What is expected
Each record should be returned exactly as it is written.

Record set

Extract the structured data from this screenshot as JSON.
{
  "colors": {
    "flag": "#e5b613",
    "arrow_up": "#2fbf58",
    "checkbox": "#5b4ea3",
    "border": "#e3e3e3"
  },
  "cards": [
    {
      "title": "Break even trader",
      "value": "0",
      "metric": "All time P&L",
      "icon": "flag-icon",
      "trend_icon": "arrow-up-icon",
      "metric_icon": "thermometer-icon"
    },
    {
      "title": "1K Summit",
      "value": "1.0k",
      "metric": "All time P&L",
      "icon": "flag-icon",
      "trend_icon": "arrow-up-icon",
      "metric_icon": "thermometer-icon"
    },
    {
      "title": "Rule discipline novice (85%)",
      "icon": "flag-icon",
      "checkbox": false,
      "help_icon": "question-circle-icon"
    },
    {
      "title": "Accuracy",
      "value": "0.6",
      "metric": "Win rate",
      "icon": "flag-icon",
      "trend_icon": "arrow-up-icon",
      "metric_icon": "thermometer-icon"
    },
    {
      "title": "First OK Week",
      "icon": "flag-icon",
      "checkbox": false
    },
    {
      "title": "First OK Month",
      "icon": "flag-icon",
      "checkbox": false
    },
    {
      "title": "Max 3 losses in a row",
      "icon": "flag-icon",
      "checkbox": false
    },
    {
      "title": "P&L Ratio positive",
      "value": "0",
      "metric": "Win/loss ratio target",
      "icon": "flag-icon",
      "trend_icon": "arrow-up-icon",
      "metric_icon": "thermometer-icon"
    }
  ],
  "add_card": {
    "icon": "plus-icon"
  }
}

Solution
Extract the structured data from this screenshot as JSON.
{
  "colors": {
    "flag": "#e5b613",
    "arrow_up": "#2fbf58",
    "checkbox": "#5b4ea3",
    "border": "#e3e3e3"
  },
  "cards": [
    {
      "title": "Break even trader",
      "value": "0",
      "metric": "All time P&L",
      "icon": "flag-icon",
      "trend_icon": "arrow-up-icon",
      "metric_icon": "thermometer-icon"
    },
    {
      "title": "1K Summit",
      "value": "1.0k",
      "metric": "All time P&L",
      "icon": "flag-icon",
      "trend_icon": "arrow-up-icon",
      "metric_icon": "thermometer-icon"
    },
    {
      "title": "Rule discipline novice (85%)",
      "icon": "flag-icon",
      "checkbox": false,
      "help_icon": "question-circle-icon"
    },
    {
      "title": "Accuracy",
      "value": "0.6",
      "metric": "Win rate",
      "icon": "flag-icon",
      "trend_icon": "arrow-up-icon",
      "metric_icon": "thermometer-icon"
    },
    {
      "title": "First OK Week",
      "icon": "flag-icon",
      "checkbox": false
    },
    {
      "title": "First OK Month",
      "icon": "flag-icon",
      "checkbox": false
    },
    {
      "title": "Max 3 losses in a row",
      "icon": "flag-icon",
      "checkbox": false
    },
    {
      "title": "P&L Ratio positive",
      "value": "0",
      "metric": "Win/loss ratio target",
      "icon": "flag-icon",
      "trend_icon": "arrow-up-icon",
      "metric_icon": "thermometer-icon"
    }
  ],
  "add_card": {
    "icon": "plus-icon"
  }
}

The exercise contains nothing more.